Element data from apps and pages =
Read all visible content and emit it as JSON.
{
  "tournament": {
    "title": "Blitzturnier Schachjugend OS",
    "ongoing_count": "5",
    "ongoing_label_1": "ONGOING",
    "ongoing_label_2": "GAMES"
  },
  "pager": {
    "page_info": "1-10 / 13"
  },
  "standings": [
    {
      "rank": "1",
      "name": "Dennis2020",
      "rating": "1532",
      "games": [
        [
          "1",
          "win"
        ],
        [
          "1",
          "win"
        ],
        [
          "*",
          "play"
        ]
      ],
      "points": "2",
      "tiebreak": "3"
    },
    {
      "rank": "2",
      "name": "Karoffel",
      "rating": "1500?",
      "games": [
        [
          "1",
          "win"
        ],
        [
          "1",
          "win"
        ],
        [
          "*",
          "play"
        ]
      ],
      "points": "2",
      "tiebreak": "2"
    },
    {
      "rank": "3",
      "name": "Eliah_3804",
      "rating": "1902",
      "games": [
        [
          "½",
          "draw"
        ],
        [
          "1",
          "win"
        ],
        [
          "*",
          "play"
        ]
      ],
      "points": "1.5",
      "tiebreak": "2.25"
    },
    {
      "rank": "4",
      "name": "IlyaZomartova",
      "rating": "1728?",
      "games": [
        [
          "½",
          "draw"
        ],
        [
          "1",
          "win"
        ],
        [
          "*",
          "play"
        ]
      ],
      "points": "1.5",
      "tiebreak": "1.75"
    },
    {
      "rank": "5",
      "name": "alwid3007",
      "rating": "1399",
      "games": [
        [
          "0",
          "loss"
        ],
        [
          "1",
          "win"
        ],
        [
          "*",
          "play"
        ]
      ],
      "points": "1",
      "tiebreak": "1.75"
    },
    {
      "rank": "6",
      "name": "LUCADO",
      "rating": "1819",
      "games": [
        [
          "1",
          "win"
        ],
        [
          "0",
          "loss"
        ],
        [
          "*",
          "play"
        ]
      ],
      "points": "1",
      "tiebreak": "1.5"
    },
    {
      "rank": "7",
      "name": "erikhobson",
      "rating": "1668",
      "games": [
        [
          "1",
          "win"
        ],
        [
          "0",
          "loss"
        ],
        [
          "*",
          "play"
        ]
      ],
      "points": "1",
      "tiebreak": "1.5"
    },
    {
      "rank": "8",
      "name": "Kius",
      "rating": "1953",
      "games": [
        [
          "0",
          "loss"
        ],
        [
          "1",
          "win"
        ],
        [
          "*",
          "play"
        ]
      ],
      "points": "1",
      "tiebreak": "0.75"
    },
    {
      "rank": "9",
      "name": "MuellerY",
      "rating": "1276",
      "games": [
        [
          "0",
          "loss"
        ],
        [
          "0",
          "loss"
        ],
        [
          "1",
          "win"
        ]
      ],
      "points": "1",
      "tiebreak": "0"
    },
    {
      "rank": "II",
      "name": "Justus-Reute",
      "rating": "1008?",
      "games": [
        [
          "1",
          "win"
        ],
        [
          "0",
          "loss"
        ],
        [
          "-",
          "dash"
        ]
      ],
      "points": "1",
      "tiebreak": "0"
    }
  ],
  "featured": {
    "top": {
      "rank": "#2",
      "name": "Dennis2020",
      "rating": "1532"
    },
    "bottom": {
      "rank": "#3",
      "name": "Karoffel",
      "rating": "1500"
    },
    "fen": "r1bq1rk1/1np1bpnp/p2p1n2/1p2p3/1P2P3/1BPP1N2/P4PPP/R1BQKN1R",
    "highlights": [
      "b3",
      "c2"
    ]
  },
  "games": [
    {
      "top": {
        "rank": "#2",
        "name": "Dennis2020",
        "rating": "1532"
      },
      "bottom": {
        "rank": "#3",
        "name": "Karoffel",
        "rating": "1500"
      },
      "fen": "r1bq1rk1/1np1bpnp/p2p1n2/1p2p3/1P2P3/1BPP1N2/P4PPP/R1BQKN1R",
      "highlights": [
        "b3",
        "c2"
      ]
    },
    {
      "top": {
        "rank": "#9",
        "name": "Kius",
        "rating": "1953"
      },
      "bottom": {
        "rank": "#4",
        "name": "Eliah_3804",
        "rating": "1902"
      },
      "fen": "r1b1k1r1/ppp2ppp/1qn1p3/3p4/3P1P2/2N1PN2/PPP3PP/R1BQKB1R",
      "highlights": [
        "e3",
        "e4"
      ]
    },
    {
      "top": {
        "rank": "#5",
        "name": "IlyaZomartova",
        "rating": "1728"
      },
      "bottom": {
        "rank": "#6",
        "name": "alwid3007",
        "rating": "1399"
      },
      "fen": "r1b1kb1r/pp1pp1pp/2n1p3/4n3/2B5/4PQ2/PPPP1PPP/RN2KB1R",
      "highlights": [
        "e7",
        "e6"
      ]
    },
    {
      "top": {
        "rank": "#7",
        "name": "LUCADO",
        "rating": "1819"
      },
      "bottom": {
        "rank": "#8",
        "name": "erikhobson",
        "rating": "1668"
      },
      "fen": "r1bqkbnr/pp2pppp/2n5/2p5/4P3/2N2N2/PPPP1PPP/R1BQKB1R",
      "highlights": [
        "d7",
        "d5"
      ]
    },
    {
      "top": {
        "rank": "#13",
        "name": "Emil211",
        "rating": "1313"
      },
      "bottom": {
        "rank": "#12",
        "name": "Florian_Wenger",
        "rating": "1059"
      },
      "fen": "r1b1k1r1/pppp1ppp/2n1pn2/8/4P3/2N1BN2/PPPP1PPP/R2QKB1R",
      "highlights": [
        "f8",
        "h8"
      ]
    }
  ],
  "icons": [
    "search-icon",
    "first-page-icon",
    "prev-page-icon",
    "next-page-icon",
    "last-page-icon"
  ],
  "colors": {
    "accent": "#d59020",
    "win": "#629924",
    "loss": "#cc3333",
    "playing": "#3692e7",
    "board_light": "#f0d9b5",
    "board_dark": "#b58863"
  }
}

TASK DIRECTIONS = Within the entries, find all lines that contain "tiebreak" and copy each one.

TASK ANSWER =
      "tiebreak": "3"
      "tiebreak": "2"
      "tiebreak": "2.25"
      "tiebreak": "1.75"
      "tiebreak": "1.75"
      "tiebreak": "1.5"
      "tiebreak": "1.5"
      "tiebreak": "0.75"
      "tiebreak": "0"
      "tiebreak": "0"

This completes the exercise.